From Profitability of Crawfish Peeling Plants in Louisiana by James F. Hudson and Wildon J. Fontenot, 1970
“Fourteen percent was the average percentage of meat that can be obtained from live crawfish, which indicates that 86 percent of the raw product is waste.
Therefore, for a plant owner to obtain one pound of meat, he has to handle approximately seven pound of whole crawfish. Consequently, the cost of one pound of meat is approximately seven times the price of live crawfish, plus the cost of peeling and delivering.”
Sam Irwin, author of Louisiana Crawfish: A Succulent History of the Cajun Crustacean said, “As the season progresses the shells of the crawfish get harder and weigh more, so the percentage of meat to shell goes down and that’s generally when peeling operations shut down. This, however, was in the days before the Chinese meat invasion when there were a lot of peeling plants (around 100 in 1990; now there are only about 20 plants that peel crawfish). It’s amazing that folks want to eat so much boiled crawfish. To me, that’s not the best way to eat crawfish. Give me a good, dark gravy crawfish stew any day or a bisque, or a cocktail, or fried crawfish…that’s the ticket.”
On Crawfish consumption in the United States and Louisiana, from LSU AgCenter Crawfish Profile written by Greg Lutz in 2011.
“U.S. per person consumption of crawfish in 2002 was approximately. 0.25 pounds. In Louisiana, per person consumption of locally-produced crawfish is 10.4 pounds. 70 percent of Louisiana crawfish is consumed locally.

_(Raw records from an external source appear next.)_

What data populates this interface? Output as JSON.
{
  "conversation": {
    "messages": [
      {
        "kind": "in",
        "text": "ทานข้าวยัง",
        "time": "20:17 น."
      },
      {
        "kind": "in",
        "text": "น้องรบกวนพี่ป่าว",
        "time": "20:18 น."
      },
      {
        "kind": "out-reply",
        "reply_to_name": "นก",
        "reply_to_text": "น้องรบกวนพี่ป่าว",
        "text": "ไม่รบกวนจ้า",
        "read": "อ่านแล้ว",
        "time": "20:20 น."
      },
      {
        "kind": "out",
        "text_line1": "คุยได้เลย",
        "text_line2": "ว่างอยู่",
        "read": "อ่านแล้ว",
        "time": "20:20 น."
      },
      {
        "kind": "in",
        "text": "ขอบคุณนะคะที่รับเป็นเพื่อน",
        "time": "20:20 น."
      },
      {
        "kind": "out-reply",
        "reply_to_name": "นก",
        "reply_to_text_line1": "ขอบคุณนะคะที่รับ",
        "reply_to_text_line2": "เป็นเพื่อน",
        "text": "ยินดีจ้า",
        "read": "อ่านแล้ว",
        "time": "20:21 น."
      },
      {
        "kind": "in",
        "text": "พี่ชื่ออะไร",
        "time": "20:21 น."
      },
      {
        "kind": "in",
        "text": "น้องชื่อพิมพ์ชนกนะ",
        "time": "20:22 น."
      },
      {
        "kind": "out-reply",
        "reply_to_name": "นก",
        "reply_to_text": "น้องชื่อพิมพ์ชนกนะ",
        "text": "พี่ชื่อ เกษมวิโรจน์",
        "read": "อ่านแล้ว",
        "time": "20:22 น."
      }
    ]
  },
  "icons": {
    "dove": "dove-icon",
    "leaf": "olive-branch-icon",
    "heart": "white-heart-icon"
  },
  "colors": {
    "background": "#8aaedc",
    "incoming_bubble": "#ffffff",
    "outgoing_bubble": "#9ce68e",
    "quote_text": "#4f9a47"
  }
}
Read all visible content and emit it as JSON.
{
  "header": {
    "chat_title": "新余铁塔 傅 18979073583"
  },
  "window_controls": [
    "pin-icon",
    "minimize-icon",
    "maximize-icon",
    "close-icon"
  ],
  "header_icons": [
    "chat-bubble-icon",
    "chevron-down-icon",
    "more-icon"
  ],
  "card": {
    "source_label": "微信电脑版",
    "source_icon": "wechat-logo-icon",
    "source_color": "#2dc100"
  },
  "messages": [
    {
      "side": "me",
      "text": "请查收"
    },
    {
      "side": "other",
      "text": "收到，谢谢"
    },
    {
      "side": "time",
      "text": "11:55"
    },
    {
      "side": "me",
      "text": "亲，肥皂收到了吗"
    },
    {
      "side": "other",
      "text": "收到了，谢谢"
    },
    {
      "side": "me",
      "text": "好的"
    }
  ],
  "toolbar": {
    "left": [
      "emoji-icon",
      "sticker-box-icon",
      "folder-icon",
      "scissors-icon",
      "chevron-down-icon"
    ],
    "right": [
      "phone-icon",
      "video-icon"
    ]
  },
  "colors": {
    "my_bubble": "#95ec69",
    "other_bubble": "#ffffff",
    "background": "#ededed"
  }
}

Consumers outside of traditional crawfish-consuming regions still tend to view crawfish as a novelty. Demand in these areas largely depend on promotion and consumer education regarding culinary attributes and preparation of crawfish.”
How did all this come to pass? The answer is found in Louisiana Crawfish: A Succulent History of the Cajun Crustacean by Sam Irwin.